News & Events

This content is archived

Published on: Jun. 30, 2010

and trap ranges.

  • A 12-position archery range has targets from 10 to 60 yards.
  • An education center for hunter education and firearms safety training.
  • Traps to permit recycling of lead and copper from bullets.
  • The new Lake City Range is open from noon to 6 p.m. Wednesday through Sunday from May 1 through Sept. 15 and from noon to 4:30 p.m. Wednesday through Sunday from Sept. 16 through April 30. Range fees are $3 per hour for rifle, pistol, trap, skeet and archery.

    Apply for Managed Deer Hunts

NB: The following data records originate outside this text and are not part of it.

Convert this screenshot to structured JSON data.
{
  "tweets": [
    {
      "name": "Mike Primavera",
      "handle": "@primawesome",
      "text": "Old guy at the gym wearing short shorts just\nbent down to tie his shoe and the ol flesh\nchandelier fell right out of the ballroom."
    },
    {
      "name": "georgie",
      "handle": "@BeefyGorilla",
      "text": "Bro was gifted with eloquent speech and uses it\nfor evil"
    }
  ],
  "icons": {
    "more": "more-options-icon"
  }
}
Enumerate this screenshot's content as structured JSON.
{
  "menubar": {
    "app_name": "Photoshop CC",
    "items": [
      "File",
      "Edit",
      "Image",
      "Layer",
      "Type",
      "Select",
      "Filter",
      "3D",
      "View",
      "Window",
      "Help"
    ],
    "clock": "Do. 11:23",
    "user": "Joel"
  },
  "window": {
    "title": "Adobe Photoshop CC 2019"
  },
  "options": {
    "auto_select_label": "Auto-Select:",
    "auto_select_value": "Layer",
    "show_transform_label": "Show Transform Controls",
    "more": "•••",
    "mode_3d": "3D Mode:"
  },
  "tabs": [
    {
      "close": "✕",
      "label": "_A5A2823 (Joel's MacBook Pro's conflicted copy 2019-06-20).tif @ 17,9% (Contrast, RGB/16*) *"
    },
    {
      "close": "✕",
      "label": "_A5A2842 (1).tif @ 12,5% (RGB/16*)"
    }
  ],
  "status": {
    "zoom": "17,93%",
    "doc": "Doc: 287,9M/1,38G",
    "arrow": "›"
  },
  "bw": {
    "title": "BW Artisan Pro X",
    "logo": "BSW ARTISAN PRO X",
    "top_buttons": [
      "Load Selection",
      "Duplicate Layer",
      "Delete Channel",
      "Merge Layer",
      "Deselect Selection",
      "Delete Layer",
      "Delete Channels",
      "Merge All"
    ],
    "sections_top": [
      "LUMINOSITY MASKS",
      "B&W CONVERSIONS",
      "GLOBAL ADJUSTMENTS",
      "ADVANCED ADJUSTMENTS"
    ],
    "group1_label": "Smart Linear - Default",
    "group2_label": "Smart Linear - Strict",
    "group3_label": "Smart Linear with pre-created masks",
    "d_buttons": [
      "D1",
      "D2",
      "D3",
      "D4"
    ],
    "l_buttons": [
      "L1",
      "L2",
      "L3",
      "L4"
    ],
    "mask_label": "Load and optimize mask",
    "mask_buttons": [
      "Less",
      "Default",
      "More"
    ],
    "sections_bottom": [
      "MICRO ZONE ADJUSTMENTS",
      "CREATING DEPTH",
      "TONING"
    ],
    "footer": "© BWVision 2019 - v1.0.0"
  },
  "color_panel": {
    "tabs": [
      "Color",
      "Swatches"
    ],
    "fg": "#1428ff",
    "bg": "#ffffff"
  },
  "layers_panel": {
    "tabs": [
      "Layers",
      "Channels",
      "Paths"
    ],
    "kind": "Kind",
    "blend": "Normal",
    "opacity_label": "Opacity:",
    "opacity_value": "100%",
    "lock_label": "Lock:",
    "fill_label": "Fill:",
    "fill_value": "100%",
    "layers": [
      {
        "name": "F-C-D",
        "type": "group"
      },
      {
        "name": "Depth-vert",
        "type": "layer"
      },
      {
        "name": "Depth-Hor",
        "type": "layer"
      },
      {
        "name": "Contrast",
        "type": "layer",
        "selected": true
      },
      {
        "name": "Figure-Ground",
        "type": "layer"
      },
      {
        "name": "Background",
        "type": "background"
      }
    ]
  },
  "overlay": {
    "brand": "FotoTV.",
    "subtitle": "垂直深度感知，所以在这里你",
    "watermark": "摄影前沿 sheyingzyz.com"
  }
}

    Deer hunters have until Aug. 15 to apply online for almost 100 various managed hunts taking place around the state from mid-September through January. Types of hunts include archery, crossbow, muzzleloading, historic methods and modern firearms—plus 12 youth hunts and 10 special hunts for persons with disabilities.

    For more information on managed hunt offerings and to apply, go online to With the growth of Internet access through home computers, laptops, smart phones and other technology, most hunters have Internet access—if not at home, then through family, friends, hunting partners or community locations such as public libraries. We encourage hunters to take advantage of these connections to apply for managed hunts.

    Hunters may apply individually or as a group of up to six, except for youth-only hunts. For these, youths may apply singly or with one other youth.

    Be sure to have the nine-digit Conservation ID number for each hunter.

    You can return to the website to see if you have been selected from Sept. 14 through Dec. 31. All successful applicants also will be mailed an area map and other information regarding their hunt. Resident or nonresident managed deer hunting permits are required. Permits will be available to successful applicants after Sept. 14 anywhere permits are sold.

    Tree-Planting Partnership to Celebrate Milestone

    The Conservation Department and Forest ReLeaf of Missouri will celebrate the power of conservation partnerships this fall by planting their 100,000th tree together.

    Forest ReLeaf was founded in 1993 as the local outgrowth of Global ReLeaf—an international project to increase tree planting. Today, Forest ReLeaf is an independent, not-for-profit organization that provides trees for public and not-forprofit plantings and promotes stewardship of the trees and forests.

    The Conservation Department provides seedlings to Forest ReLeaf of Missouri from its George O. White State Forest Nursery near Licking. Forest ReLeaf pots them, grows them for two to four years and then offers them free for planting on public property each spring and fall.


    Content tagged with

    Shortened URL